PROBLEM REQUIREMENTS =>
Go line by line through the data and copy those with the word "icon".

SUPPLIED DATA =>
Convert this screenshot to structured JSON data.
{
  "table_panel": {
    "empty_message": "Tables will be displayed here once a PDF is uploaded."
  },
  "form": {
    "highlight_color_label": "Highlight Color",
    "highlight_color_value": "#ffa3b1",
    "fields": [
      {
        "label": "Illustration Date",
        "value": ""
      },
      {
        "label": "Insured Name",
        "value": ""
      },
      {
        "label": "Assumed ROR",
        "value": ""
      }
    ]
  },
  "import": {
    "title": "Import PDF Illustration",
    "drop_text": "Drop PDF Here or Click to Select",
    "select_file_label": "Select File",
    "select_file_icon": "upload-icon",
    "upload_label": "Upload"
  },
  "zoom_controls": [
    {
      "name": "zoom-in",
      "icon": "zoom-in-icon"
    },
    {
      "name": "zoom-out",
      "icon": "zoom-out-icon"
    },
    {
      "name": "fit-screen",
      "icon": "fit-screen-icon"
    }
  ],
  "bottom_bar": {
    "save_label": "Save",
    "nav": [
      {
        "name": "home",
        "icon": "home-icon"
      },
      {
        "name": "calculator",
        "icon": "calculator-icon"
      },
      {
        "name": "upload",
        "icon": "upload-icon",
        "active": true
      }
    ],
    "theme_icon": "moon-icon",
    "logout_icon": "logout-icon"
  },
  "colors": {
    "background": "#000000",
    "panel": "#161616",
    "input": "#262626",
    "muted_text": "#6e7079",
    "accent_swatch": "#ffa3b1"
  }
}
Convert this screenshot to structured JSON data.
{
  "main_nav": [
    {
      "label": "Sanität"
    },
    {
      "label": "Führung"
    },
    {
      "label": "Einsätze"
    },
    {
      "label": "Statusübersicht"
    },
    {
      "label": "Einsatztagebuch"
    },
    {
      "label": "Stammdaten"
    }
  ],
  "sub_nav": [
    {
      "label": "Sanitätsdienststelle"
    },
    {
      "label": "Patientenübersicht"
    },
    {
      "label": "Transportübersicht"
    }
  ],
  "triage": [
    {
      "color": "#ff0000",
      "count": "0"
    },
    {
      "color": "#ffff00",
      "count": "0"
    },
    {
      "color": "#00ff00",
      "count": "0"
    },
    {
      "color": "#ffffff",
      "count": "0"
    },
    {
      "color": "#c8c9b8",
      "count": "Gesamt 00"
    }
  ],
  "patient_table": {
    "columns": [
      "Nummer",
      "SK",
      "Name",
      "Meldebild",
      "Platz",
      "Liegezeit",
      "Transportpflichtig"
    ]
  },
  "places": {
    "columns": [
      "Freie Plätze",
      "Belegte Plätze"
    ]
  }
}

COMPLETED EXERCISE =>
    "select_file_icon": "upload-icon",
      "icon": "zoom-in-icon"
      "icon": "zoom-out-icon"
      "icon": "fit-screen-icon"
        "icon": "home-icon"
        "icon": "calculator-icon"
        "icon": "upload-icon",
    "theme_icon": "moon-icon",
    "logout_icon": "logout-icon"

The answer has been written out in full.